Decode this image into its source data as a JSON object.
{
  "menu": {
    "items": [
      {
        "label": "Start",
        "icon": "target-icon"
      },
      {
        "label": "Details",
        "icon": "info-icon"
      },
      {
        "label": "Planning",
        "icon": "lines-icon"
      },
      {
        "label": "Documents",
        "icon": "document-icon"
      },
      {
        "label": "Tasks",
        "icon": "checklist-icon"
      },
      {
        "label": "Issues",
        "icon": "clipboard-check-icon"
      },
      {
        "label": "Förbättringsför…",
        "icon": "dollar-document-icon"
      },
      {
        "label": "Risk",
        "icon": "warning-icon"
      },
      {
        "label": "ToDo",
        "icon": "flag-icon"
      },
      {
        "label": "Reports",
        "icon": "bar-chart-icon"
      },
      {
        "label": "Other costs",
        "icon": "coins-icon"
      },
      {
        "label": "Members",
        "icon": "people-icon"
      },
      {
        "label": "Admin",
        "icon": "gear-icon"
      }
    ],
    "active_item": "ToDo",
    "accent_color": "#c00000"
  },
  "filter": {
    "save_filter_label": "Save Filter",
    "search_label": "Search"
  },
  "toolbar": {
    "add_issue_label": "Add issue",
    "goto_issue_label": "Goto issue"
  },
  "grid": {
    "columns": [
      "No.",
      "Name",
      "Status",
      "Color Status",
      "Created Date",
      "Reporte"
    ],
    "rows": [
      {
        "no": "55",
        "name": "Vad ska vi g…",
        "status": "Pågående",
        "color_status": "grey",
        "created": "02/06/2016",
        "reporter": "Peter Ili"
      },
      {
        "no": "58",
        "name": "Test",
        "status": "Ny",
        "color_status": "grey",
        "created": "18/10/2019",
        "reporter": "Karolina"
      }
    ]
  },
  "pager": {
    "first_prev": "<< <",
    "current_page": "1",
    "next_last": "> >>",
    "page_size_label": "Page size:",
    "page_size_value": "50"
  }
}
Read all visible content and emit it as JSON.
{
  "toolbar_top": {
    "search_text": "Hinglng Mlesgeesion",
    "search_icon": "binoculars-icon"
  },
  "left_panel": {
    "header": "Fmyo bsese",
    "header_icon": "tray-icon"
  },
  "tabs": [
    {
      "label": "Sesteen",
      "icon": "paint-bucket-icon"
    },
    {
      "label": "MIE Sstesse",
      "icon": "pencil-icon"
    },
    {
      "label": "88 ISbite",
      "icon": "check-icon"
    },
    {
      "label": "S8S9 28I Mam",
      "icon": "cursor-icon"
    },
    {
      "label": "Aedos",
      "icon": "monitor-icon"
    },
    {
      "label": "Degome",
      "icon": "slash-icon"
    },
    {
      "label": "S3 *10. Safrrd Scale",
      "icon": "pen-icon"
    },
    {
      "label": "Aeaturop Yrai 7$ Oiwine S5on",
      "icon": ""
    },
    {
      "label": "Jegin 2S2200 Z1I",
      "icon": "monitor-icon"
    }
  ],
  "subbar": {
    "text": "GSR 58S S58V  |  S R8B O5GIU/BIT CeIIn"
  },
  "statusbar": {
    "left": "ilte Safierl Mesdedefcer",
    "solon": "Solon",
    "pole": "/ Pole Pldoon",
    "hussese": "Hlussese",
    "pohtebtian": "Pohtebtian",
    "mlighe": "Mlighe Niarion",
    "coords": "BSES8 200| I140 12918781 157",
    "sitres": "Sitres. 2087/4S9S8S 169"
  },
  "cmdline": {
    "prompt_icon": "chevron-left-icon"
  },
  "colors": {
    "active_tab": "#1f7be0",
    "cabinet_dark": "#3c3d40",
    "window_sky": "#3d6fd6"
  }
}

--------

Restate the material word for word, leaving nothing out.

→ **Output for this exercise**
Decode this image into its source data as a JSON object.
{
  "menu": {
    "items": [
      {
        "label": "Start",
        "icon": "target-icon"
      },
      {
        "label": "Details",
        "icon": "info-icon"
      },
      {
        "label": "Planning",
        "icon": "lines-icon"
      },
      {
        "label": "Documents",
        "icon": "document-icon"
      },
      {
        "label": "Tasks",
        "icon": "checklist-icon"
      },
      {
        "label": "Issues",
        "icon": "clipboard-check-icon"
      },
      {
        "label": "Förbättringsför…",
        "icon": "dollar-document-icon"
      },
      {
        "label": "Risk",
        "icon": "warning-icon"
      },
      {
        "label": "ToDo",
        "icon": "flag-icon"
      },
      {
        "label": "Reports",
        "icon": "bar-chart-icon"
      },
      {
        "label": "Other costs",
        "icon": "coins-icon"
      },
      {
        "label": "Members",
        "icon": "people-icon"
      },
      {
        "label": "Admin",
        "icon": "gear-icon"
      }
    ],
    "active_item": "ToDo",
    "accent_color": "#c00000"
  },
  "filter": {
    "save_filter_label": "Save Filter",
    "search_label": "Search"
  },
  "toolbar": {
    "add_issue_label": "Add issue",
    "goto_issue_label": "Goto issue"
  },
  "grid": {
    "columns": [
      "No.",
      "Name",
      "Status",
      "Color Status",
      "Created Date",
      "Reporte"
    ],
    "rows": [
      {
        "no": "55",
        "name": "Vad ska vi g…",
        "status": "Pågående",
        "color_status": "grey",
        "created": "02/06/2016",
        "reporter": "Peter Ili"
      },
      {
        "no": "58",
        "name": "Test",
        "status": "Ny",
        "color_status": "grey",
        "created": "18/10/2019",
        "reporter": "Karolina"
      }
    ]
  },
  "pager": {
    "first_prev": "<< <",
    "current_page": "1",
    "next_last": "> >>",
    "page_size_label": "Page size:",
    "page_size_value": "50"
  }
}
Read all visible content and emit it as JSON.
{
  "toolbar_top": {
    "search_text": "Hinglng Mlesgeesion",
    "search_icon": "binoculars-icon"
  },
  "left_panel": {
    "header": "Fmyo bsese",
    "header_icon": "tray-icon"
  },
  "tabs": [
    {
      "label": "Sesteen",
      "icon": "paint-bucket-icon"
    },
    {
      "label": "MIE Sstesse",
      "icon": "pencil-icon"
    },
    {
      "label": "88 ISbite",
      "icon": "check-icon"
    },
    {
      "label": "S8S9 28I Mam",
      "icon": "cursor-icon"
    },
    {
      "label": "Aedos",
      "icon": "monitor-icon"
    },
    {
      "label": "Degome",
      "icon": "slash-icon"
    },
    {
      "label": "S3 *10. Safrrd Scale",
      "icon": "pen-icon"
    },
    {
      "label": "Aeaturop Yrai 7$ Oiwine S5on",
      "icon": ""
    },
    {
      "label": "Jegin 2S2200 Z1I",
      "icon": "monitor-icon"
    }
  ],
  "subbar": {
    "text": "GSR 58S S58V  |  S R8B O5GIU/BIT CeIIn"
  },
  "statusbar": {
    "left": "ilte Safierl Mesdedefcer",
    "solon": "Solon",
    "pole": "/ Pole Pldoon",
    "hussese": "Hlussese",
    "pohtebtian": "Pohtebtian",
    "mlighe": "Mlighe Niarion",
    "coords": "BSES8 200| I140 12918781 157",
    "sitres": "Sitres. 2087/4S9S8S 169"
  },
  "cmdline": {
    "prompt_icon": "chevron-left-icon"
  },
  "colors": {
    "active_tab": "#1f7be0",
    "cabinet_dark": "#3c3d40",
    "window_sky": "#3d6fd6"
  }
}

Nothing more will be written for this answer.